- Ex-President has said he went to Belgium to bolster Catalonia’s independence bid
- Charges against the former officials include sedition, rebellion and misuse of funds
They will go before a judge who will have until Monday morning to decide the next step, which could include executing arrest warrants against the men or imposing bail requirements, said Gilles Dejemeppe, a spokesman for the Brussels prosecutor’s office.
The officials surrendered to authorities at 9:17 a.m. and, with their lawyers present, were officially notified of the arrest warrants, Dejemeppe said.
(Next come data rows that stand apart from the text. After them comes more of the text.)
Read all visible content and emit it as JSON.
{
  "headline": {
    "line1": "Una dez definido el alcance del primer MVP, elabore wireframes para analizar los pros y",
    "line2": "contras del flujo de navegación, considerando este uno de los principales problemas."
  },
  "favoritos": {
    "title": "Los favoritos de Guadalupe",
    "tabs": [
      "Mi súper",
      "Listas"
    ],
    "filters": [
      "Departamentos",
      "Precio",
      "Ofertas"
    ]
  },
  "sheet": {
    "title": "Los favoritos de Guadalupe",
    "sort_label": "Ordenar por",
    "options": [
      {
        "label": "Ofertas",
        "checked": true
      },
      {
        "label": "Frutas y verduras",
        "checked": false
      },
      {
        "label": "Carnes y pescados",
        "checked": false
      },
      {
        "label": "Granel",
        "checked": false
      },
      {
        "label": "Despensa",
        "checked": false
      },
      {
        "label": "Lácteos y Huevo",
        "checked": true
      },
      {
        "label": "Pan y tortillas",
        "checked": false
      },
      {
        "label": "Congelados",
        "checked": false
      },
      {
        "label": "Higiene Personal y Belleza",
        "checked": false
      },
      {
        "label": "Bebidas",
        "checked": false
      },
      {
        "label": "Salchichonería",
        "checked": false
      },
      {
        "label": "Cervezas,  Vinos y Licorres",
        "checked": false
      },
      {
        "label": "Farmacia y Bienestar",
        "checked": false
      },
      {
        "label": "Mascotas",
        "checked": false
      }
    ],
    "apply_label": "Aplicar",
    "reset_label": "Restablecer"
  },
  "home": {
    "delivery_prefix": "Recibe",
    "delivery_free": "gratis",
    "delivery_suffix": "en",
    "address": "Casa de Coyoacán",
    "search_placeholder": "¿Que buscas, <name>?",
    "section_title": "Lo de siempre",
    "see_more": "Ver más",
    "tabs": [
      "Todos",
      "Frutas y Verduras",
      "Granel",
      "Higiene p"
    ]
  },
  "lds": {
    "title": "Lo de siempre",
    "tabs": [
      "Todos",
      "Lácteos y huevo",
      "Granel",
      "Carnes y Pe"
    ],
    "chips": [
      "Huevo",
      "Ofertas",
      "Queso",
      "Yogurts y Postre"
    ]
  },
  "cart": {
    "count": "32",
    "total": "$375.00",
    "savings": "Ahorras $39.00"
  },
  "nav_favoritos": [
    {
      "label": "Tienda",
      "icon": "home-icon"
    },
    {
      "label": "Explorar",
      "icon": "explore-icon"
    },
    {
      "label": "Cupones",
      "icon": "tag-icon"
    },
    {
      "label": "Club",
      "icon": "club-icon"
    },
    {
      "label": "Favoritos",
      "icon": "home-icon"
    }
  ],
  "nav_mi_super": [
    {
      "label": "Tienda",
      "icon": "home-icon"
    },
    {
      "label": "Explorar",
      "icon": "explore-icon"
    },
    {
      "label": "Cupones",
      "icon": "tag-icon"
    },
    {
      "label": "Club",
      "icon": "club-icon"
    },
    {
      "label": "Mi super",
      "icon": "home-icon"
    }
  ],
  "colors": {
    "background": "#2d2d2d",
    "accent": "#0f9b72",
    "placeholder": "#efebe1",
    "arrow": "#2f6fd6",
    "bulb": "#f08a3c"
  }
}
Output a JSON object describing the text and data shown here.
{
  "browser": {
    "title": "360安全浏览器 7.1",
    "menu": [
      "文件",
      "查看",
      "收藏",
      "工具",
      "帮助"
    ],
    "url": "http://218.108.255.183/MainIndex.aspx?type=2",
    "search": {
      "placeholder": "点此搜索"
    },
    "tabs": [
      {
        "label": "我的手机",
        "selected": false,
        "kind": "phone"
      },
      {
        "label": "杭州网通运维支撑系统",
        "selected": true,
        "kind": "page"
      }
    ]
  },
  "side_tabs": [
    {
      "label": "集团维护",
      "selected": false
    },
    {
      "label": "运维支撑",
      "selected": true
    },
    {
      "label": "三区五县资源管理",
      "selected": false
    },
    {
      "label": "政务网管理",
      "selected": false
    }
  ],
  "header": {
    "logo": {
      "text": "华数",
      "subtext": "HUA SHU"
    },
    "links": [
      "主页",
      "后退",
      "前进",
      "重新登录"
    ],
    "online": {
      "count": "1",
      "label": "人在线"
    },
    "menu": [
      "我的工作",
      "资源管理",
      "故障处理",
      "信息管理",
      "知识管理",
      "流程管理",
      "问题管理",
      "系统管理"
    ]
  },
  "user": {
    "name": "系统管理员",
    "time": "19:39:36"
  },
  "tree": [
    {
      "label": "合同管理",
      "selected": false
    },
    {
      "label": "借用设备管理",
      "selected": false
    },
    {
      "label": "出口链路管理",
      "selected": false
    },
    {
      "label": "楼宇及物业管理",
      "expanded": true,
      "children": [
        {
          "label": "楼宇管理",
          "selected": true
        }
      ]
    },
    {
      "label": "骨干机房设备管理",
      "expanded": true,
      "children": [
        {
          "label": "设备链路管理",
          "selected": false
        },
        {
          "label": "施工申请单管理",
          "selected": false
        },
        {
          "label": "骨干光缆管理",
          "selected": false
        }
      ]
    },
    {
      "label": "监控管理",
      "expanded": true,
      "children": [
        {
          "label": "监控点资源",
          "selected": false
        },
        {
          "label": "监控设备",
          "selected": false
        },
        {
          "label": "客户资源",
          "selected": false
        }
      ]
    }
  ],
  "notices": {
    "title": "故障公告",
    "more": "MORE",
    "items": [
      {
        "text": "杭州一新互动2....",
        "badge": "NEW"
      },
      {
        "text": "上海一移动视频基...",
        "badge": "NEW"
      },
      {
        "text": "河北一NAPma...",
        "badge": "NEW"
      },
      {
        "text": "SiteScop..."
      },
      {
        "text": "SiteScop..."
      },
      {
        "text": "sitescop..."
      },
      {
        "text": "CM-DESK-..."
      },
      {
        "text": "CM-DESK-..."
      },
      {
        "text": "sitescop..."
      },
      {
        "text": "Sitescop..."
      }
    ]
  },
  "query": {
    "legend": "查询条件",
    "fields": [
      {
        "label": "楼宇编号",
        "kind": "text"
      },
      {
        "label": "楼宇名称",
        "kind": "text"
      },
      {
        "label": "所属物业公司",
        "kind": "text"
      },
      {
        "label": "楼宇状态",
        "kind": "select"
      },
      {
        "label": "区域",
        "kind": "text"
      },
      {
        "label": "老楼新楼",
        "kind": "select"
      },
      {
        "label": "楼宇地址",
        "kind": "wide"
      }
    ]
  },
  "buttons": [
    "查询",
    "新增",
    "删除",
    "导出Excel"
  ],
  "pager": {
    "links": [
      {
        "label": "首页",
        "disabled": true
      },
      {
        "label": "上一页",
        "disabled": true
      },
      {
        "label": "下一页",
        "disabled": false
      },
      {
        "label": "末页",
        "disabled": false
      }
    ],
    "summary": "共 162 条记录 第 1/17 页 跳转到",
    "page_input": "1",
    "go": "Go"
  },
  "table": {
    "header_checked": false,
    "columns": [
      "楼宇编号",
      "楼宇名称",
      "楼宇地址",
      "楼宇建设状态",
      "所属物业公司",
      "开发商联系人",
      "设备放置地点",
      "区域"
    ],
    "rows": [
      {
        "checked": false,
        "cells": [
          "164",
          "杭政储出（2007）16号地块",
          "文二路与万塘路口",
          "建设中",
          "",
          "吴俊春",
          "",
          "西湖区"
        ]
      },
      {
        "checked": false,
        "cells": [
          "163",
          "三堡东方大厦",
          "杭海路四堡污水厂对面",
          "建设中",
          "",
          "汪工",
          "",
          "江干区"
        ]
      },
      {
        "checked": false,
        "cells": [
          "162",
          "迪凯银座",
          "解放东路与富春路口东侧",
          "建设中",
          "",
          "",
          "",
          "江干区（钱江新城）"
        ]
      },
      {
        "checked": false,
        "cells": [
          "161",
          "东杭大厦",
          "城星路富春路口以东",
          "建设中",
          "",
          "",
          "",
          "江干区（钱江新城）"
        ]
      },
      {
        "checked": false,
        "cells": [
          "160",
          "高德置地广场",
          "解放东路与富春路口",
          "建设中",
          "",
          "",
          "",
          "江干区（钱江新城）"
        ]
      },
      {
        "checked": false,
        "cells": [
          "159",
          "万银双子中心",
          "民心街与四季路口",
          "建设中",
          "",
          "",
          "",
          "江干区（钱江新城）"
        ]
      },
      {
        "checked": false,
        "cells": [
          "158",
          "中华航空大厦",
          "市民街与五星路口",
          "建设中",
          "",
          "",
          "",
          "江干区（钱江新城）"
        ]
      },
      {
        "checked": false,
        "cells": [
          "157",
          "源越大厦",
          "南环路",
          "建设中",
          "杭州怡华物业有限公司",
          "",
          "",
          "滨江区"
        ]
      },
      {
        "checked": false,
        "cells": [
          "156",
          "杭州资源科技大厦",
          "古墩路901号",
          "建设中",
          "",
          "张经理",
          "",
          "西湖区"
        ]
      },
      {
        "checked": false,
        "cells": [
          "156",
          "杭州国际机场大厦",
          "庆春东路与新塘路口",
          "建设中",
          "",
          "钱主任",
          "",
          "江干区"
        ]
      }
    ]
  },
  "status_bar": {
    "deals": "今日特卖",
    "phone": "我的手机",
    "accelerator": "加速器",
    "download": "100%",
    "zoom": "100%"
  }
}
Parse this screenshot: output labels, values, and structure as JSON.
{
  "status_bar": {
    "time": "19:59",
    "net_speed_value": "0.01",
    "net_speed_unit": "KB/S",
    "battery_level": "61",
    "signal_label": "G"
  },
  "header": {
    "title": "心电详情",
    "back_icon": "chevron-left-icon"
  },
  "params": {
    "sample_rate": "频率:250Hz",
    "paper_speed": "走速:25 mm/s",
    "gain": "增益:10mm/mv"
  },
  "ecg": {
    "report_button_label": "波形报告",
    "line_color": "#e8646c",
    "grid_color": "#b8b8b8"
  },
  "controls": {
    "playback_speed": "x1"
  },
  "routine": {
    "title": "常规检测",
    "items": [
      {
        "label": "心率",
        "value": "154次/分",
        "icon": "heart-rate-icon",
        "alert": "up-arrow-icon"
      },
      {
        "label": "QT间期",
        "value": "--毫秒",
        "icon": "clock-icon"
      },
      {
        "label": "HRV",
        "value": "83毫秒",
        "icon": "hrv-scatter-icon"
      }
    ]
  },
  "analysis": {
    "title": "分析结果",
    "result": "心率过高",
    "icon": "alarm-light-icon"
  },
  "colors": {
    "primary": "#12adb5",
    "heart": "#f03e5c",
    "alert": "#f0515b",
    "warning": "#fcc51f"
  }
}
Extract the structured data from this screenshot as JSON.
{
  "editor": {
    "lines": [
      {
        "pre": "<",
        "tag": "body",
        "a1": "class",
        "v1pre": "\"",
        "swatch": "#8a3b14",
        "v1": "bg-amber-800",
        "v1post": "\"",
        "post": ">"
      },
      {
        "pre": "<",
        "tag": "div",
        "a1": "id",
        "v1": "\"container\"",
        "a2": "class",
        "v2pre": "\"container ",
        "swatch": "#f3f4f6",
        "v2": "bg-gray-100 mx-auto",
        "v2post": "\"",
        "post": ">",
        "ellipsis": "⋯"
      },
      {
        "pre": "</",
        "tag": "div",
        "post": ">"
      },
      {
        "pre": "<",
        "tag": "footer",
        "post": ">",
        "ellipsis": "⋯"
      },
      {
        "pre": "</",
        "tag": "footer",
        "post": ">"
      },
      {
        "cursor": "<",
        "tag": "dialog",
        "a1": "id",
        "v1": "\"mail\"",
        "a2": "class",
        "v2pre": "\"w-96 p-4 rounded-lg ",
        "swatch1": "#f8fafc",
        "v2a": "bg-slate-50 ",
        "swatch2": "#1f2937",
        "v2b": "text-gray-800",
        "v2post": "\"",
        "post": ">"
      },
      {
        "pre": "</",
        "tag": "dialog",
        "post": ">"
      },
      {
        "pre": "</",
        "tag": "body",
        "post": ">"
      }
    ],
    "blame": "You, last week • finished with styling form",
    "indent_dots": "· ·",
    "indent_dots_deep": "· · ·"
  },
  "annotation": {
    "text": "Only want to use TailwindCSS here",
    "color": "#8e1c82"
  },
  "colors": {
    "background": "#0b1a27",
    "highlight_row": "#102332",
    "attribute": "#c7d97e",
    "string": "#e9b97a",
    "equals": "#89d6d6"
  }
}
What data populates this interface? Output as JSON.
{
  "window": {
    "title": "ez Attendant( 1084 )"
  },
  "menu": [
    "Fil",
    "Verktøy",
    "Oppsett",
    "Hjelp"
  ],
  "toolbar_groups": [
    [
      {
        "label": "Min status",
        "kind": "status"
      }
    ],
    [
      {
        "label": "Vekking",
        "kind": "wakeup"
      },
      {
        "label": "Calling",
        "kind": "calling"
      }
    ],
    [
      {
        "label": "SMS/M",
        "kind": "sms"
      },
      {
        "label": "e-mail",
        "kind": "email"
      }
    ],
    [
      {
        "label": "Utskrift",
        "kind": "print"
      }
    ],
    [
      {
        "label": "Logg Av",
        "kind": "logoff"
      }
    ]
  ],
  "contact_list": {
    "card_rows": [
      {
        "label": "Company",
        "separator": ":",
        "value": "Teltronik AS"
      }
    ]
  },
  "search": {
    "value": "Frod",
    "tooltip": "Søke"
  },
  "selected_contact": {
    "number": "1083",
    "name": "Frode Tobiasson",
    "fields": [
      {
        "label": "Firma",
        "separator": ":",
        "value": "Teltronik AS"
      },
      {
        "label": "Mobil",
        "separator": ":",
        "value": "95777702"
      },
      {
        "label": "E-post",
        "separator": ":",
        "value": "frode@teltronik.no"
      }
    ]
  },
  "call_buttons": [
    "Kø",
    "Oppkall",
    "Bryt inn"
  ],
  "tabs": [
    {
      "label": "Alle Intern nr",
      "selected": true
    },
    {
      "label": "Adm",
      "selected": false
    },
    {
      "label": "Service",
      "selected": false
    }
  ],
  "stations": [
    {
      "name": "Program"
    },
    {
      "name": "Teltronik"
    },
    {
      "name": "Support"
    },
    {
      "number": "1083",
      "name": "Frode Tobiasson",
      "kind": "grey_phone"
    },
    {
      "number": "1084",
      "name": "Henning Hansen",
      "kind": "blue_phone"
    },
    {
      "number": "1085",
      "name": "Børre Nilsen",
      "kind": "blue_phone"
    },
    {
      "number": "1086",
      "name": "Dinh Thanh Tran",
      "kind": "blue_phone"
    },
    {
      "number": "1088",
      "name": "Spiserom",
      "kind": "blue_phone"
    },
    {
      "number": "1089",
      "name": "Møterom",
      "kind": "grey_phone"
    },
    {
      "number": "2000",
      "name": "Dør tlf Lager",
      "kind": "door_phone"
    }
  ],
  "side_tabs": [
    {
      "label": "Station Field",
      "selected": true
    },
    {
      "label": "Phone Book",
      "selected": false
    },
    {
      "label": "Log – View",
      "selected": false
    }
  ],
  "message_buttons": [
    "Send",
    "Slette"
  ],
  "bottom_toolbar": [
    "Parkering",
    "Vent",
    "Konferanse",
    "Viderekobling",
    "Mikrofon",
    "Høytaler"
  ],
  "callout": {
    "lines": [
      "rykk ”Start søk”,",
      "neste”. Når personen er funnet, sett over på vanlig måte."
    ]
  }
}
A Spanish judge issued an international arrest warrant for Puigdemont on Friday, a day after eight members of the dissolved Catalan government were jailed in Spain.
Puigdemont, who considers himself the rightful leader of Catalonia, has said he went to Belgium not to flee the Spanish court system, but rather to seek European support for his region’s independence bid.
Puigdemont tweeted Saturday that he and his associates are “prepared to fully cooperate with Belgian justice following the European arrest warrant issued by Spain.”
Spain was plunged into its worst political crisis in decades after Puigdemont’s administration held an independence referendum October 1 despite the nation’s highest court banning the move.
The Catalan parliament then declared unilateral independence, and Madrid responded by suspending the region’s autonomy, sacking the government and imposing direct rule.
Carmen Lamela, a judge in Spain’s National Court, asked the Belgian prosecutor’s office to arrest Puidgemont and four ministers in the dissolved Catalan government who ignored a court order to appear before a judge Thursday.
The charges include sedition, rebellion, misuse of funds, abuse of authority and contempt. The other four named in warrants are Toni Comin, Clara Ponsati, Lluis Puig and Meritxell Serret.